Source material below:

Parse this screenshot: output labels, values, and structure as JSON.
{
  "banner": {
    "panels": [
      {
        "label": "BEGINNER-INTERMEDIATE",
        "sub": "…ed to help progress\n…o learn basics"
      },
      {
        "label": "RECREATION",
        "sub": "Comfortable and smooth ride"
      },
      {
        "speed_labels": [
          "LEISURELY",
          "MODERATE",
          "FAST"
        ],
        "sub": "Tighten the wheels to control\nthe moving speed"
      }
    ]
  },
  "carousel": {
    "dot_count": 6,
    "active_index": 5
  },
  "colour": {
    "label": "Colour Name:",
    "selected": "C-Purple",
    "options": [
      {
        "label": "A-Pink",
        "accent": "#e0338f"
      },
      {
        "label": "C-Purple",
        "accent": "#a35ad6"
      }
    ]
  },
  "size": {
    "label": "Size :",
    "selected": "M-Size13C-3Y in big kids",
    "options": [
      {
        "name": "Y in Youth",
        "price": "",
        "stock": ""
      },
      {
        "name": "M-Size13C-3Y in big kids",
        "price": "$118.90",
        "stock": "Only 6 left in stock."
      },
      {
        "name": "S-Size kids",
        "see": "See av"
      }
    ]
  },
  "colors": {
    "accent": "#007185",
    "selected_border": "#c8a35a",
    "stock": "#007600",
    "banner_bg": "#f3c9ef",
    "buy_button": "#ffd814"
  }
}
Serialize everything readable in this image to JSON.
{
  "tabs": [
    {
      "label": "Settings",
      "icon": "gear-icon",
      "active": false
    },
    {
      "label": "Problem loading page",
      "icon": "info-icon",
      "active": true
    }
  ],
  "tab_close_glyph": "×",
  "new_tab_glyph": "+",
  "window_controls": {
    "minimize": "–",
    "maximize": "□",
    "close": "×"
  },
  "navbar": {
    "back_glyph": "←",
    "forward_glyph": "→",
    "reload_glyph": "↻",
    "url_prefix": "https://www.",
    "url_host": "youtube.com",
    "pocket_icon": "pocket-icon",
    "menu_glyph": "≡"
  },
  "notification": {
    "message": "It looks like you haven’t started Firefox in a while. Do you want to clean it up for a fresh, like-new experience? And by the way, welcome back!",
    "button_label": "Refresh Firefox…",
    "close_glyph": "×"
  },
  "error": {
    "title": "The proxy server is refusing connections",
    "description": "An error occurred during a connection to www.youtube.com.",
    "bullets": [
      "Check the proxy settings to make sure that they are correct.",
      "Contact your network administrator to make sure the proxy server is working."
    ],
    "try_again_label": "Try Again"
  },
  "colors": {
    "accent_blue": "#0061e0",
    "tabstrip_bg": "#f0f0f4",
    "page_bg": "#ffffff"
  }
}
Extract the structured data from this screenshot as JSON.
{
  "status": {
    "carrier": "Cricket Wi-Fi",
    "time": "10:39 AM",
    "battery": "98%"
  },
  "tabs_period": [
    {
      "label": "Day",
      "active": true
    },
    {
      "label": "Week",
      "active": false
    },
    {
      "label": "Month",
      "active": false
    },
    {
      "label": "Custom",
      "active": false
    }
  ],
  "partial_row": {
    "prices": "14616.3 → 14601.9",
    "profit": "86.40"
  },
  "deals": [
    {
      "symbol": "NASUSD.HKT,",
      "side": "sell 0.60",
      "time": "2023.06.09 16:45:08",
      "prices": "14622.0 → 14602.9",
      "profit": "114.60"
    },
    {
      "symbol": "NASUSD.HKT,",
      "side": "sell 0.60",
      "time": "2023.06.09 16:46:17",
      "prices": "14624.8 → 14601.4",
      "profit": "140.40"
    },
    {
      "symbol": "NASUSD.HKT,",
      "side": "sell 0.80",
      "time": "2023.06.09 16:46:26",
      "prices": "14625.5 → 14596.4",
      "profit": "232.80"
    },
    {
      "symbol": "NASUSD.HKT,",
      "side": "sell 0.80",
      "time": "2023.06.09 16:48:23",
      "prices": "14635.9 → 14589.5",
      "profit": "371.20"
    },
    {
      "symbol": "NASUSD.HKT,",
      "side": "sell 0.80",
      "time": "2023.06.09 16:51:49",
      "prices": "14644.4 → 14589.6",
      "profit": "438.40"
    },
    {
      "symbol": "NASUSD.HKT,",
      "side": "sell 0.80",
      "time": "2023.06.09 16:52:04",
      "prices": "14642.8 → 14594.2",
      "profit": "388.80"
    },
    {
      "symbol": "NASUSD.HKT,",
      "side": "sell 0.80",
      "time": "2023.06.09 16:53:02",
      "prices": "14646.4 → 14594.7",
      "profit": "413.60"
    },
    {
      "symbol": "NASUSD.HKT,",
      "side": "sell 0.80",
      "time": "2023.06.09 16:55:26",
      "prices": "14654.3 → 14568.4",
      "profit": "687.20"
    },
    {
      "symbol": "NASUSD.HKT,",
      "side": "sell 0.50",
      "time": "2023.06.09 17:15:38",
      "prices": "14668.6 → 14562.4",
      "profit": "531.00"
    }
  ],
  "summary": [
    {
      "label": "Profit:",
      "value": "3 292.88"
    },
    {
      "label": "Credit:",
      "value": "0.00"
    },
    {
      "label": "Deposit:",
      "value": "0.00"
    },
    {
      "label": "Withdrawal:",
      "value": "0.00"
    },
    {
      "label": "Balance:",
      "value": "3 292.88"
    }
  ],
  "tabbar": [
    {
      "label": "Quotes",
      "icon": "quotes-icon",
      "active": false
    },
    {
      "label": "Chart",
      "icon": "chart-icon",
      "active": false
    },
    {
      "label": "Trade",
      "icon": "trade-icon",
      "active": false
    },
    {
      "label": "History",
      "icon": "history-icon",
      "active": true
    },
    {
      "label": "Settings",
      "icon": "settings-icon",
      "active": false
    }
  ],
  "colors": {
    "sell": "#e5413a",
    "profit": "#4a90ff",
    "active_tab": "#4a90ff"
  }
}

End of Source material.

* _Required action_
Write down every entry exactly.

* _Answer to this task_
Parse this screenshot: output labels, values, and structure as JSON.
{
  "banner": {
    "panels": [
      {
        "label": "BEGINNER-INTERMEDIATE",
        "sub": "…ed to help progress\n…o learn basics"
      },
      {
        "label": "RECREATION",
        "sub": "Comfortable and smooth ride"
      },
      {
        "speed_labels": [
          "LEISURELY",
          "MODERATE",
          "FAST"
        ],
        "sub": "Tighten the wheels to control\nthe moving speed"
      }
    ]
  },
  "carousel": {
    "dot_count": 6,
    "active_index": 5
  },
  "colour": {
    "label": "Colour Name:",
    "selected": "C-Purple",
    "options": [
      {
        "label": "A-Pink",
        "accent": "#e0338f"
      },
      {
        "label": "C-Purple",
        "accent": "#a35ad6"
      }
    ]
  },
  "size": {
    "label": "Size :",
    "selected": "M-Size13C-3Y in big kids",
    "options": [
      {
        "name": "Y in Youth",
        "price": "",
        "stock": ""
      },
      {
        "name": "M-Size13C-3Y in big kids",
        "price": "$118.90",
        "stock": "Only 6 left in stock."
      },
      {
        "name": "S-Size kids",
        "see": "See av"
      }
    ]
  },
  "colors": {
    "accent": "#007185",
    "selected_border": "#c8a35a",
    "stock": "#007600",
    "banner_bg": "#f3c9ef",
    "buy_button": "#ffd814"
  }
}
Serialize everything readable in this image to JSON.
{
  "tabs": [
    {
      "label": "Settings",
      "icon": "gear-icon",
      "active": false
    },
    {
      "label": "Problem loading page",
      "icon": "info-icon",
      "active": true
    }
  ],
  "tab_close_glyph": "×",
  "new_tab_glyph": "+",
  "window_controls": {
    "minimize": "–",
    "maximize": "□",
    "close": "×"
  },
  "navbar": {
    "back_glyph": "←",
    "forward_glyph": "→",
    "reload_glyph": "↻",
    "url_prefix": "https://www.",
    "url_host": "youtube.com",
    "pocket_icon": "pocket-icon",
    "menu_glyph": "≡"
  },
  "notification": {
    "message": "It looks like you haven’t started Firefox in a while. Do you want to clean it up for a fresh, like-new experience? And by the way, welcome back!",
    "button_label": "Refresh Firefox…",
    "close_glyph": "×"
  },
  "error": {
    "title": "The proxy server is refusing connections",
    "description": "An error occurred during a connection to www.youtube.com.",
    "bullets": [
      "Check the proxy settings to make sure that they are correct.",
      "Contact your network administrator to make sure the proxy server is working."
    ],
    "try_again_label": "Try Again"
  },
  "colors": {
    "accent_blue": "#0061e0",
    "tabstrip_bg": "#f0f0f4",
    "page_bg": "#ffffff"
  }
}
Extract the structured data from this screenshot as JSON.
{
  "status": {
    "carrier": "Cricket Wi-Fi",
    "time": "10:39 AM",
    "battery": "98%"
  },
  "tabs_period": [
    {
      "label": "Day",
      "active": true
    },
    {
      "label": "Week",
      "active": false
    },
    {
      "label": "Month",
      "active": false
    },
    {
      "label": "Custom",
      "active": false
    }
  ],
  "partial_row": {
    "prices": "14616.3 → 14601.9",
    "profit": "86.40"
  },
  "deals": [
    {
      "symbol": "NASUSD.HKT,",
      "side": "sell 0.60",
      "time": "2023.06.09 16:45:08",
      "prices": "14622.0 → 14602.9",
      "profit": "114.60"
    },
    {
      "symbol": "NASUSD.HKT,",
      "side": "sell 0.60",
      "time": "2023.06.09 16:46:17",
      "prices": "14624.8 → 14601.4",
      "profit": "140.40"
    },
    {
      "symbol": "NASUSD.HKT,",
      "side": "sell 0.80",
      "time": "2023.06.09 16:46:26",
      "prices": "14625.5 → 14596.4",
      "profit": "232.80"
    },
    {
      "symbol": "NASUSD.HKT,",
      "side": "sell 0.80",
      "time": "2023.06.09 16:48:23",
      "prices": "14635.9 → 14589.5",
      "profit": "371.20"
    },
    {
      "symbol": "NASUSD.HKT,",
      "side": "sell 0.80",
      "time": "2023.06.09 16:51:49",
      "prices": "14644.4 → 14589.6",
      "profit": "438.40"
    },
    {
      "symbol": "NASUSD.HKT,",
      "side": "sell 0.80",
      "time": "2023.06.09 16:52:04",
      "prices": "14642.8 → 14594.2",
      "profit": "388.80"
    },
    {
      "symbol": "NASUSD.HKT,",
      "side": "sell 0.80",
      "time": "2023.06.09 16:53:02",
      "prices": "14646.4 → 14594.7",
      "profit": "413.60"
    },
    {
      "symbol": "NASUSD.HKT,",
      "side": "sell 0.80",
      "time": "2023.06.09 16:55:26",
      "prices": "14654.3 → 14568.4",
      "profit": "687.20"
    },
    {
      "symbol": "NASUSD.HKT,",
      "side": "sell 0.50",
      "time": "2023.06.09 17:15:38",
      "prices": "14668.6 → 14562.4",
      "profit": "531.00"
    }
  ],
  "summary": [
    {
      "label": "Profit:",
      "value": "3 292.88"
    },
    {
      "label": "Credit:",
      "value": "0.00"
    },
    {
      "label": "Deposit:",
      "value": "0.00"
    },
    {
      "label": "Withdrawal:",
      "value": "0.00"
    },
    {
      "label": "Balance:",
      "value": "3 292.88"
    }
  ],
  "tabbar": [
    {
      "label": "Quotes",
      "icon": "quotes-icon",
      "active": false
    },
    {
      "label": "Chart",
      "icon": "chart-icon",
      "active": false
    },
    {
      "label": "Trade",
      "icon": "trade-icon",
      "active": false
    },
    {
      "label": "History",
      "icon": "history-icon",
      "active": true
    },
    {
      "label": "Settings",
      "icon": "settings-icon",
      "active": false
    }
  ],
  "colors": {
    "sell": "#e5413a",
    "profit": "#4a90ff",
    "active_tab": "#4a90ff"
  }
}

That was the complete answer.